July not only marks the month of America’s birthday, but it also holds the title of National Make a Difference to Children Month. While we are celebrating and coming together with our families, it is very important to realize that not every child is fortunate enough to have a fun, healthy and safe environment in which to live their lives. In fact, it is estimated that every year, over 3 million children are victims of violence, and that is only what is reported.
Children are special beings, full of imagination and spark that absorb notions about life from the world around them. Because the future of America lies in their hands, it is extremely important, this month especially, that we put a strong focus on this issue. Violence against children can involve both physical and psychological abuse, but can also be experienced in the form of neglect, exploitation and sexual abuse. Moreover, the effects of growing up in a violent home, as opposed to being directly abused themselves, can also have an equally devastating effect on a child’s psychological and behavioral well-being.
Sadly enough, the effects of the childhood exposure to domestic violence typically does not just end with them. Studies of children who witness domestic violence show that they are more likely to perpetuate the cycle of violence in their own relationships. Thus the effects of domestic violence can span over generations, staying with the youth long after they part from their childhood home. Some of the effects of childhood abuse include long-term physical and psychological damage, impairment in their ability to learn and socialize, inability to perform well in school and academic endeavors, and the inability to develop and maintain lasting positive relationships and friendships.
Fortunately, by working together, we can all help end this cycle of violence by recognizing and preventing child abuse. It is important to remember that some signs of child abuse are more subtle than others; it’s more than just broken bones and bruises. Warning signs include:
- Unattached to parent or caregiver
- Excessively withdrawn, fearful or anxious about doing something wrong
- Extreme behaviors (being excessively demanding, passive, compliant, aggressive, adult or infantile).
- Has frequent injuries or unexplained bruises
- Afraid to go home, shies away from touch, and flinches at sudden movements or sounds
- Consistently bad hygiene
- Frequently late or missing from school
- Clothes are ill-fitting, filthy or inappropriate for the weather, such as a long sleeved shirt on a hot day
- Trouble walking or sitting
The key to ending violence against children is knowledge and prevention. Together we can make a difference. So let the month of July, when schools are out, and the weather is nice, be a reminder to you to keep our children as safe as we can. Keeping quiet about an issue is never the answer, and one should never feel as if they have nowhere to turn.

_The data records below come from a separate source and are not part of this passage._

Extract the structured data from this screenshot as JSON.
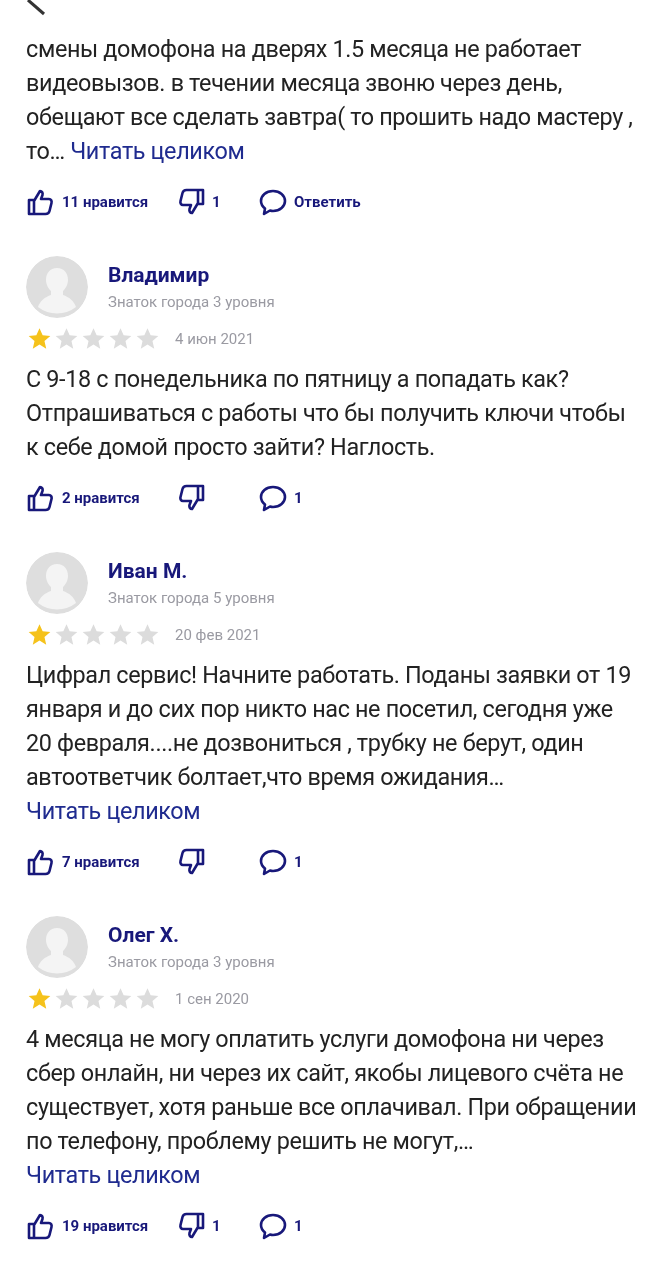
{
  "reviews": [
    {
      "text": "смены домофона на дверях 1.5 месяца не работает видеовызов. в течении месяца звоню через день, обещают все сделать завтра( то прошить надо мастеру , то…",
      "more_link": "Читать целиком",
      "likes": "11 нравится",
      "dislikes": "1",
      "reply": "Ответить"
    },
    {
      "author": "Владимир",
      "level": "Знаток города 3 уровня",
      "stars": 1,
      "date": "4 июн 2021",
      "text": "С 9-18 с понедельника по пятницу а попадать как? Отпрашиваться с работы что бы получить ключи чтобы к себе домой просто зайти? Наглость.",
      "likes": "2 нравится",
      "reply": "1"
    },
    {
      "author": "Иван М.",
      "level": "Знаток города 5 уровня",
      "stars": 1,
      "date": "20 фев 2021",
      "text": "Цифрал сервис! Начните работать. Поданы заявки от 19 января и до сих пор никто нас не посетил, сегодня уже 20 февраля....не дозвониться , трубку не берут, один автоответчик болтает,что время ожидания…",
      "more_link": "Читать целиком",
      "likes": "7 нравится",
      "reply": "1"
    },
    {
      "author": "Олег Х.",
      "level": "Знаток города 3 уровня",
      "stars": 1,
      "date": "1 сен 2020",
      "text": "4 месяца не могу оплатить услуги домофона ни через сбер онлайн, ни через их сайт, якобы лицевого счёта не существует, хотя раньше все оплачивал. При обращении по телефону, проблему решить не могут,…",
      "more_link": "Читать целиком",
      "likes": "19 нравится",
      "dislikes": "1",
      "reply": "1"
    }
  ]
}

If you or someone you know is affected by domestic violence, Hubbard House can help. Please call the Hubbard House domestic violence hotline at (904) 314-3114 or toll-free at (800) 500-1119.
ABOUT HUBBARD HOUSE
Founded in 1976, Hubbard House is a certified, comprehensive domestic violence center providing programs and services to more than 6,000 women, children and men annually in Duval and Baker counties. While Hubbard House is most known for its emergency shelter, the agency also provides extensive adult and youth outreach services, school-based education, therapeutic child care, batterers’ intervention programs, court advocacy and volunteer and community education opportunities. Visit www.hubbardhouse.org to learn more.
By Vanna Tauch